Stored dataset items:
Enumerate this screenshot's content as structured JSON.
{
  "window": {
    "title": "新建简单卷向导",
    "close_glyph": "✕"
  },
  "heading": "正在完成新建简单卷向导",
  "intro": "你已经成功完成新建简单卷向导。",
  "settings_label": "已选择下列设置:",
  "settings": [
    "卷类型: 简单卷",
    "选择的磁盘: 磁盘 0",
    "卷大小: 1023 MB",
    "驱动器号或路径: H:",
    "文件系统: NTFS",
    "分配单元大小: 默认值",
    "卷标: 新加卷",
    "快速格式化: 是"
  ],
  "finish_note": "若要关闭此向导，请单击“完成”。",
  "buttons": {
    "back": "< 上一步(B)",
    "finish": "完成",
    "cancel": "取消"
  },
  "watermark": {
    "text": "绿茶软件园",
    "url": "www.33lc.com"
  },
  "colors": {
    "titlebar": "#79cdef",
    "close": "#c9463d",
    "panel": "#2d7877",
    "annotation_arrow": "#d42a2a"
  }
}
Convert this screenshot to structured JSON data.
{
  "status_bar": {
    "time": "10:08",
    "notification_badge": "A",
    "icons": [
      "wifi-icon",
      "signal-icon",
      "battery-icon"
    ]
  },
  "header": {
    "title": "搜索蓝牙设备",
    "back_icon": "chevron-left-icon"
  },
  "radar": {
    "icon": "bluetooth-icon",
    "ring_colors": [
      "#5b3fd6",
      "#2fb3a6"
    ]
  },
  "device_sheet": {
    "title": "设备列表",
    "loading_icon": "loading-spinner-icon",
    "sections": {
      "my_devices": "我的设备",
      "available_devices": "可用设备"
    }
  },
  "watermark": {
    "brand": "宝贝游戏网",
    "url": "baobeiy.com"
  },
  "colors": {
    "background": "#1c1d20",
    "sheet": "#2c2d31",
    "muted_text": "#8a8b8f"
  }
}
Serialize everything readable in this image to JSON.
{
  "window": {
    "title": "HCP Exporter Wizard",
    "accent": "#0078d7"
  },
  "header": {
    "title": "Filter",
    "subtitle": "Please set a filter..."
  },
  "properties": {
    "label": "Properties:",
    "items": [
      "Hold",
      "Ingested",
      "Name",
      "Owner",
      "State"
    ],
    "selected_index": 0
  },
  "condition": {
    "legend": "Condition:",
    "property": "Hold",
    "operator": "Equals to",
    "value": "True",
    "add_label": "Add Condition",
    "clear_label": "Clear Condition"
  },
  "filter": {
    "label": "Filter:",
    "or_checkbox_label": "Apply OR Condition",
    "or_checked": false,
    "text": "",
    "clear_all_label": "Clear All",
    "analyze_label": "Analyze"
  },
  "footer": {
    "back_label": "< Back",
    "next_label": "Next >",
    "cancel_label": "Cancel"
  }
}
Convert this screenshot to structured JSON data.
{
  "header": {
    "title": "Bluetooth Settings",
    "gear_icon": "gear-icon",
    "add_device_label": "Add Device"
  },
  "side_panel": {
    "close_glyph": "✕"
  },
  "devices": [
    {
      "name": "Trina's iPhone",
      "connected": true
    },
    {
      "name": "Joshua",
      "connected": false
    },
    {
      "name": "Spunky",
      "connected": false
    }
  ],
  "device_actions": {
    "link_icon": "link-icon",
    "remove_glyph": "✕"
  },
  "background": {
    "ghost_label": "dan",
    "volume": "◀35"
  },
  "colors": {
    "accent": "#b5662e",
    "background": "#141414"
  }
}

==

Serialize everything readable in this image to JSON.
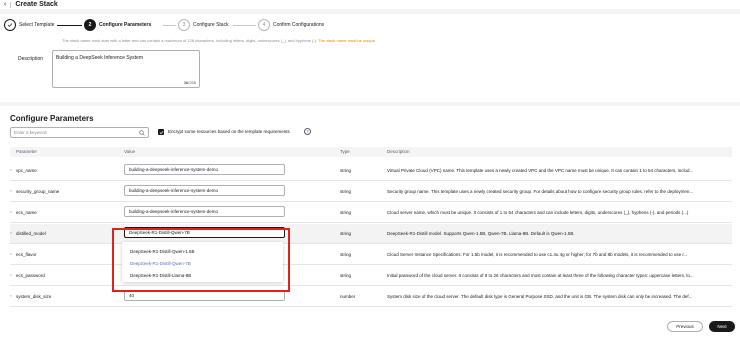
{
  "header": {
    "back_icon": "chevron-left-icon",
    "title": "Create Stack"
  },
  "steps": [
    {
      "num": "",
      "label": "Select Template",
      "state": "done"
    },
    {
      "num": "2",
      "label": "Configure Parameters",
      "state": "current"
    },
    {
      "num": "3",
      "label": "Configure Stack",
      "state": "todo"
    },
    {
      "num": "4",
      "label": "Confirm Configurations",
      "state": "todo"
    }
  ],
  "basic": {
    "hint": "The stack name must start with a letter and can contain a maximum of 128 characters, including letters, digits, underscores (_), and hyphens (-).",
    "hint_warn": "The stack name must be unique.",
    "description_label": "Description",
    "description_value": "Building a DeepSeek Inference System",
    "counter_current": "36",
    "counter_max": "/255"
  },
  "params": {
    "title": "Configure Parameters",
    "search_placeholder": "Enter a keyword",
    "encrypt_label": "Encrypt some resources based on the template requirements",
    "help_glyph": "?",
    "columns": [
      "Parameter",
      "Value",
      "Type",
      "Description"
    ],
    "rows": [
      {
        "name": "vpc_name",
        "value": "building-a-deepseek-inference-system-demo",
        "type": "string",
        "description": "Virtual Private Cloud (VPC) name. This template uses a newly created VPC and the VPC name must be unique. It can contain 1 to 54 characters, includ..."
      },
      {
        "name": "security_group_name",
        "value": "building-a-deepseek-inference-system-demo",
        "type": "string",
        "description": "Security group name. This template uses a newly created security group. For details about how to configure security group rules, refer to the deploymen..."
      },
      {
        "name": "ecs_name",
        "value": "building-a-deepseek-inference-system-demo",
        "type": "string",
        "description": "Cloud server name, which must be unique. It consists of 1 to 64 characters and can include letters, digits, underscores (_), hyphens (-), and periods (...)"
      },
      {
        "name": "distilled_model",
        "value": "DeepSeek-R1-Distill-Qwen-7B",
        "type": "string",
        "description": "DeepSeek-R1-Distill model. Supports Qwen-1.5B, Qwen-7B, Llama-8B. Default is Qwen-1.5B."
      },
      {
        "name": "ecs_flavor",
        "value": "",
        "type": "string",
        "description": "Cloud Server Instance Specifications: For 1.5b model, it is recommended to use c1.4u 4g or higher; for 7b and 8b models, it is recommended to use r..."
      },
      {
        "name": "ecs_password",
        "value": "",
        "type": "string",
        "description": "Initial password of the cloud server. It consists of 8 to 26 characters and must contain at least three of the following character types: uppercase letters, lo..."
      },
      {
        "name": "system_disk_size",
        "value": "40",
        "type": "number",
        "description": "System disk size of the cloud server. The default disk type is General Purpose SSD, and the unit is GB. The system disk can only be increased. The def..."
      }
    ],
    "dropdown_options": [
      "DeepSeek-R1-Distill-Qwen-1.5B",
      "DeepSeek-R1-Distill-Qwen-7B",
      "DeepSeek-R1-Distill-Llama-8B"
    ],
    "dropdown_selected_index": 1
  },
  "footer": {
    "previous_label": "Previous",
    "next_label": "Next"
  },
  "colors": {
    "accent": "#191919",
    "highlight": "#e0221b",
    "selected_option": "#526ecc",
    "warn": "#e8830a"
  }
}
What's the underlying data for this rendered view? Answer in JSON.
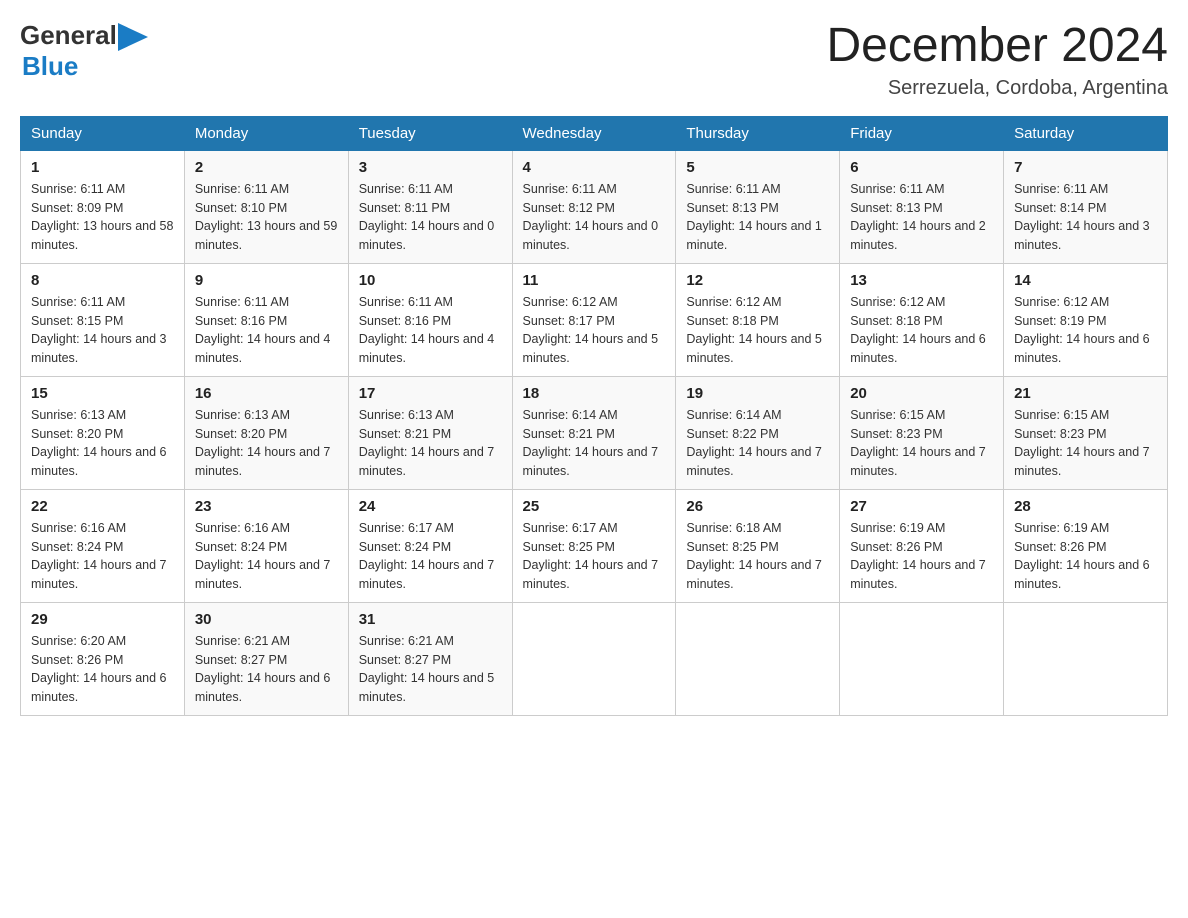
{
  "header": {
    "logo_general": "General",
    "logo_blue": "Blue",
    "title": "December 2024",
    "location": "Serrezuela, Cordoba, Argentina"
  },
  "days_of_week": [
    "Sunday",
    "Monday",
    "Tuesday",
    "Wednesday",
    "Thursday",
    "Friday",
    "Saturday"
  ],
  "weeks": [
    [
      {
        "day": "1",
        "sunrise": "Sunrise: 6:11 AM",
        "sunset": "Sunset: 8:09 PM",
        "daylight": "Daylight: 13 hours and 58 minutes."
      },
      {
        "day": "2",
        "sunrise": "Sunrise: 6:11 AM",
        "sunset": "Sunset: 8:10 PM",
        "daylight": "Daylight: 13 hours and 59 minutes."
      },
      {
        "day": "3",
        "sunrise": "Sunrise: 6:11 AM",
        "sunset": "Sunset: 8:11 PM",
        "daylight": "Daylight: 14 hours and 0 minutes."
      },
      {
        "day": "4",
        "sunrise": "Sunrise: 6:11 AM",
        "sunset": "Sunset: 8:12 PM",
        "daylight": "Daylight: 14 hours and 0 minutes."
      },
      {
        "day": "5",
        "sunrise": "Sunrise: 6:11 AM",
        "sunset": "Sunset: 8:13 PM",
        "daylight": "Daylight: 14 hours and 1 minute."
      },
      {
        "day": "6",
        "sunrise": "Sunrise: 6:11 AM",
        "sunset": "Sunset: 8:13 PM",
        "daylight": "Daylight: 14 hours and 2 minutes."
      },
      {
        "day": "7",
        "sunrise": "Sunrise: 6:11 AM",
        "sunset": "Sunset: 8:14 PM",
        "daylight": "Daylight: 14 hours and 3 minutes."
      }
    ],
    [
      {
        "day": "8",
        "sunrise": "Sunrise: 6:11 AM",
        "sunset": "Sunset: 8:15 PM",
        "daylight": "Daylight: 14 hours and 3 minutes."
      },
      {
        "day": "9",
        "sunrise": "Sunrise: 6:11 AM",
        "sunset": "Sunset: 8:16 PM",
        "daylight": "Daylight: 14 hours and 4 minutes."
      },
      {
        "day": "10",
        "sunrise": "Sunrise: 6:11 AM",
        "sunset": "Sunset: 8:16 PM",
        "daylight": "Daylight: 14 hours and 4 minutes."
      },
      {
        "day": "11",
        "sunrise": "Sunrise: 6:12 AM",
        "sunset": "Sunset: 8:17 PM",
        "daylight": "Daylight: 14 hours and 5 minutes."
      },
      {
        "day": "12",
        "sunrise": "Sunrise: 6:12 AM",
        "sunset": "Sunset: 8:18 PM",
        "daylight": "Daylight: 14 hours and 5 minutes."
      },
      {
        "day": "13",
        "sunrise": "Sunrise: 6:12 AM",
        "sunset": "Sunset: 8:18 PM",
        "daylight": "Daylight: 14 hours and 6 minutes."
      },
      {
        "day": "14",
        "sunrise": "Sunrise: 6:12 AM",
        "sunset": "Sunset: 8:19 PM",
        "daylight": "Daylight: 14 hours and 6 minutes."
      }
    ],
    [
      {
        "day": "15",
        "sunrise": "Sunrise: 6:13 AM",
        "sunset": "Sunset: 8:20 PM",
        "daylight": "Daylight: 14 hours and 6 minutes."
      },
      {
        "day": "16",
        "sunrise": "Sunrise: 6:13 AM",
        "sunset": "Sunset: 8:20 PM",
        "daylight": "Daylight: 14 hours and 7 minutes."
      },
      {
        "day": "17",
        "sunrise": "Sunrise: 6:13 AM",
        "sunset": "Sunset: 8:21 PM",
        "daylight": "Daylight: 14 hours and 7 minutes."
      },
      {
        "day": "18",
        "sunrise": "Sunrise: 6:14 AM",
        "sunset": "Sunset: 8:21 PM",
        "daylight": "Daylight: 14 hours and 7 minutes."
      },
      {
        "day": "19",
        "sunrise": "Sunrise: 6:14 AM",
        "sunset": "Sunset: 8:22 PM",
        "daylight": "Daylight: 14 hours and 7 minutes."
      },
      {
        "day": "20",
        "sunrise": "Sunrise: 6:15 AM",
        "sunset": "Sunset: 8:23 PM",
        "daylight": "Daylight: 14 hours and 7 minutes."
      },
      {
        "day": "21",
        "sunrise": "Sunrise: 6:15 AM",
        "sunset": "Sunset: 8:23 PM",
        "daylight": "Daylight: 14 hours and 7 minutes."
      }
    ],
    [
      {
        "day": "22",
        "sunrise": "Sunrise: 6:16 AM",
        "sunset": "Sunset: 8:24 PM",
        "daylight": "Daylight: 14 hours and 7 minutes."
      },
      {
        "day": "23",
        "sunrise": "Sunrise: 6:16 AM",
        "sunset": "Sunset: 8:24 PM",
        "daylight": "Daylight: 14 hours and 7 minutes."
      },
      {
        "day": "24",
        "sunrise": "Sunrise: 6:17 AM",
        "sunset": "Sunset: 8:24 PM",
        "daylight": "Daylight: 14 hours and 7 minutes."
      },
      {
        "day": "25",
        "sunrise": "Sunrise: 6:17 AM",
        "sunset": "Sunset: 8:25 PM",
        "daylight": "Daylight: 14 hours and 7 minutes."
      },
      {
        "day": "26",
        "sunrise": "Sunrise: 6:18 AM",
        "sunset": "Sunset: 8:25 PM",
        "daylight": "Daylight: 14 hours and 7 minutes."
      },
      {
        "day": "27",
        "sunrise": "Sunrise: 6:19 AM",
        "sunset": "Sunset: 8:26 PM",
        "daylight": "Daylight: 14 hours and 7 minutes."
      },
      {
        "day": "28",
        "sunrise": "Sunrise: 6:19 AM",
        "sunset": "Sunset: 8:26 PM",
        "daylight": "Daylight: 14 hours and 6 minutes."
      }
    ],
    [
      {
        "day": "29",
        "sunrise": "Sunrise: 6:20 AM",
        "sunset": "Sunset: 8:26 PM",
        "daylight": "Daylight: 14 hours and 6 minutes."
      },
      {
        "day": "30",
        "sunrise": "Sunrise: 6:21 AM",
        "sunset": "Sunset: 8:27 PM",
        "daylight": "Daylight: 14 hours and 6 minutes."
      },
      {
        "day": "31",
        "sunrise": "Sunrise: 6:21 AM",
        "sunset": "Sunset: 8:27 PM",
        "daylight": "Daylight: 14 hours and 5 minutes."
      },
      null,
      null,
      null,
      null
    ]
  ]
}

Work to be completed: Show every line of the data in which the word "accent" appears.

Written answer:
    "accent": "#0078d7"
    "accent": "#b5662e",
    "accent": "#191919",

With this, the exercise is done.